With a population of just five million, Norway is the world’s 14th biggest oil-producing country and the 8th biggest producer of natural gas.
It is a founding member of the Net Zero Producers Forum, a joint initiative to reduce emissions from fossil fuel production. The forum has been criticised for not discussing leaving fossil fuels in the ground.
The day before the policy paper was published, Norway’s state-owned energy company Equinor released forecasting which predicted that global oil and gas demand could be roughly the same in 2050 as it was in 2019.
It estimated global oil demand would range between 50 and 115 million barrels per day, compared with 100 million barrels per day in 2019.
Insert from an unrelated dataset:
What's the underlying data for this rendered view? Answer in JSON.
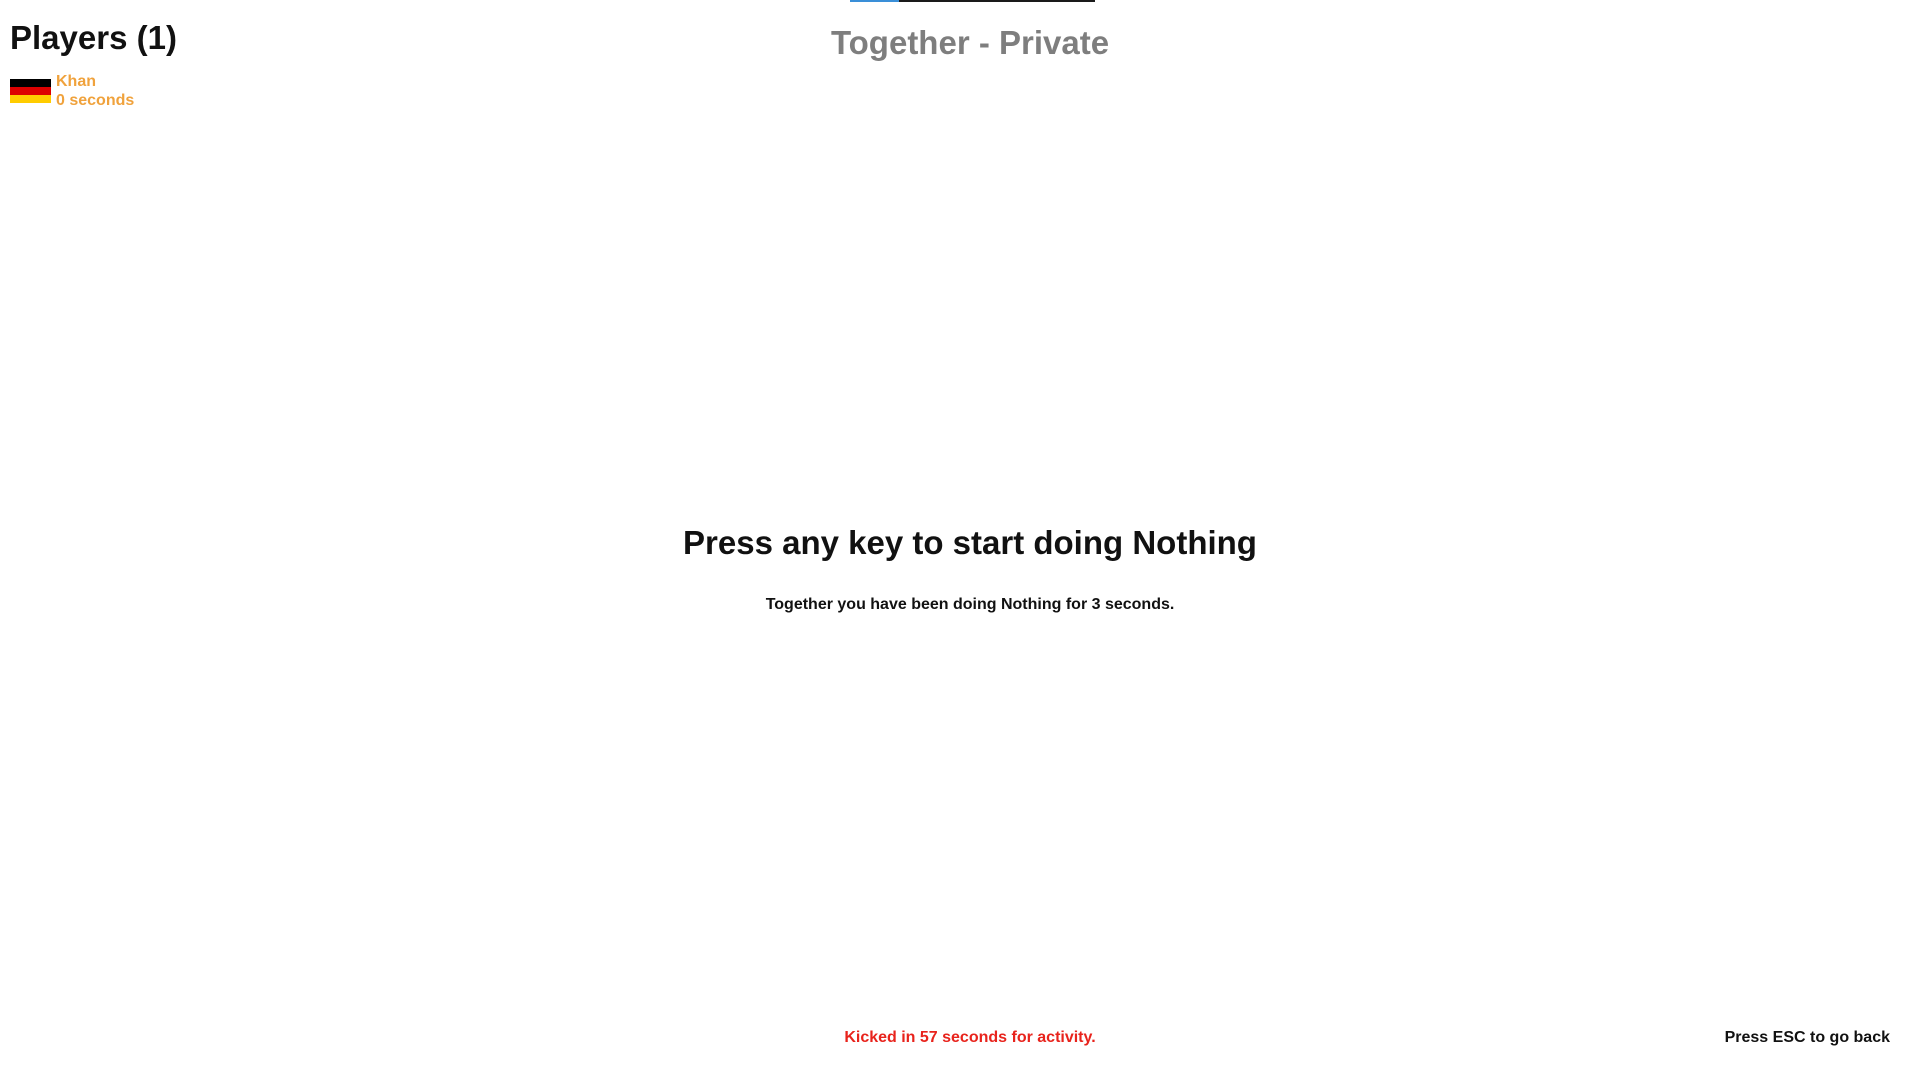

Norway sells oil and gas abroad and puts the proceeds towards its $1.2 trillion sovereign wealth fund. But its own electricity is almost all generated from hydropower. The country is also a world leader in electric vehicle sales. Nearly half the cars sold last year were electric, thanks, in part, to government subsidies.